(Excerpted records)
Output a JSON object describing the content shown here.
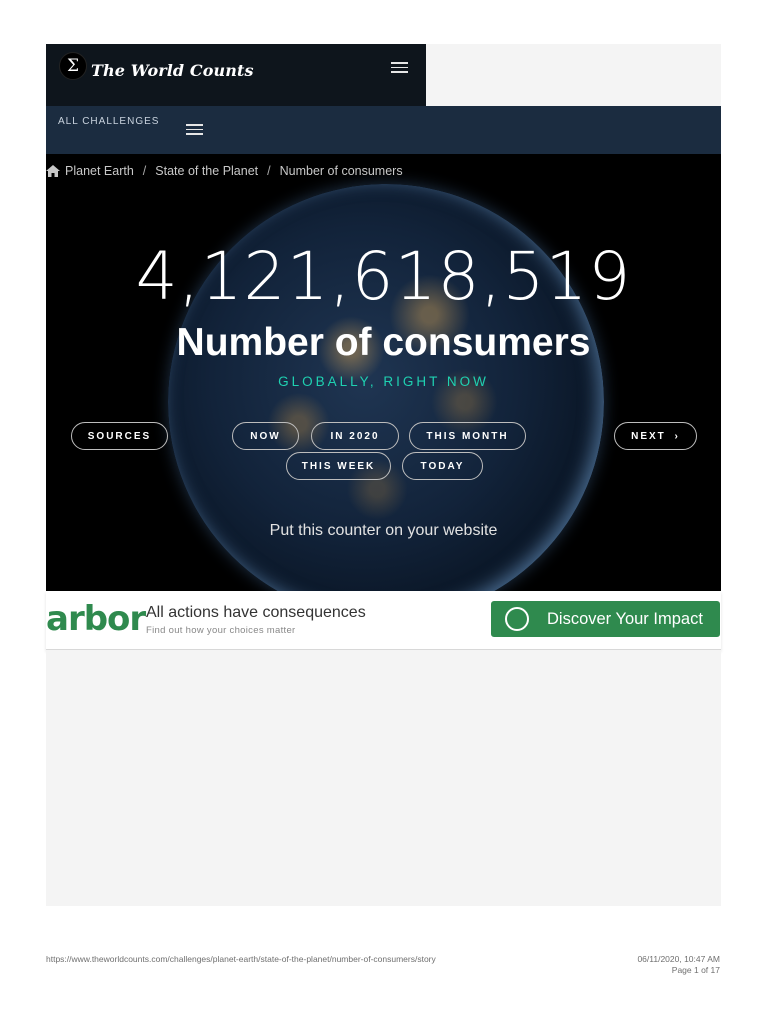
{
  "header": {
    "logo_symbol": "Σ",
    "title": "The World Counts",
    "nav_label": "ALL CHALLENGES"
  },
  "breadcrumb": [
    "Planet Earth",
    "State of the Planet",
    "Number of consumers"
  ],
  "hero": {
    "counter": "4,121,618,519",
    "headline": "Number of consumers",
    "subline": "GLOBALLY, RIGHT NOW",
    "buttons": {
      "sources": "SOURCES",
      "now": "NOW",
      "in_2020": "IN 2020",
      "this_month": "THIS MONTH",
      "next": "NEXT",
      "this_week": "THIS WEEK",
      "today": "TODAY"
    },
    "embed_link": "Put this counter on your website"
  },
  "ad": {
    "brand": "arbor",
    "title": "All actions have consequences",
    "subtitle": "Find out how your choices matter",
    "cta": "Discover Your Impact"
  },
  "footer": {
    "url": "https://www.theworldcounts.com/challenges/planet-earth/state-of-the-planet/number-of-consumers/story",
    "datetime": "06/11/2020, 10:47 AM",
    "page": "Page 1 of 17"
  },
  "colors": {
    "accent_teal": "#1fd1b1",
    "brand_dark": "#0e151c",
    "nav_blue": "#1b2c40",
    "arbor_green": "#2f8a4e"
  }
}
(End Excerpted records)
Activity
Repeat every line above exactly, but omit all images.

Solution to this task
Output a JSON object describing the content shown here.
{
  "header": {
    "logo_symbol": "Σ",
    "title": "The World Counts",
    "nav_label": "ALL CHALLENGES"
  },
  "breadcrumb": [
    "Planet Earth",
    "State of the Planet",
    "Number of consumers"
  ],
  "hero": {
    "counter": "4,121,618,519",
    "headline": "Number of consumers",
    "subline": "GLOBALLY, RIGHT NOW",
    "buttons": {
      "sources": "SOURCES",
      "now": "NOW",
      "in_2020": "IN 2020",
      "this_month": "THIS MONTH",
      "next": "NEXT",
      "this_week": "THIS WEEK",
      "today": "TODAY"
    },
    "embed_link": "Put this counter on your website"
  },
  "ad": {
    "brand": "arbor",
    "title": "All actions have consequences",
    "subtitle": "Find out how your choices matter",
    "cta": "Discover Your Impact"
  },
  "footer": {
    "url": "https://www.theworldcounts.com/challenges/planet-earth/state-of-the-planet/number-of-consumers/story",
    "datetime": "06/11/2020, 10:47 AM",
    "page": "Page 1 of 17"
  },
  "colors": {
    "accent_teal": "#1fd1b1",
    "brand_dark": "#0e151c",
    "nav_blue": "#1b2c40",
    "arbor_green": "#2f8a4e"
  }
}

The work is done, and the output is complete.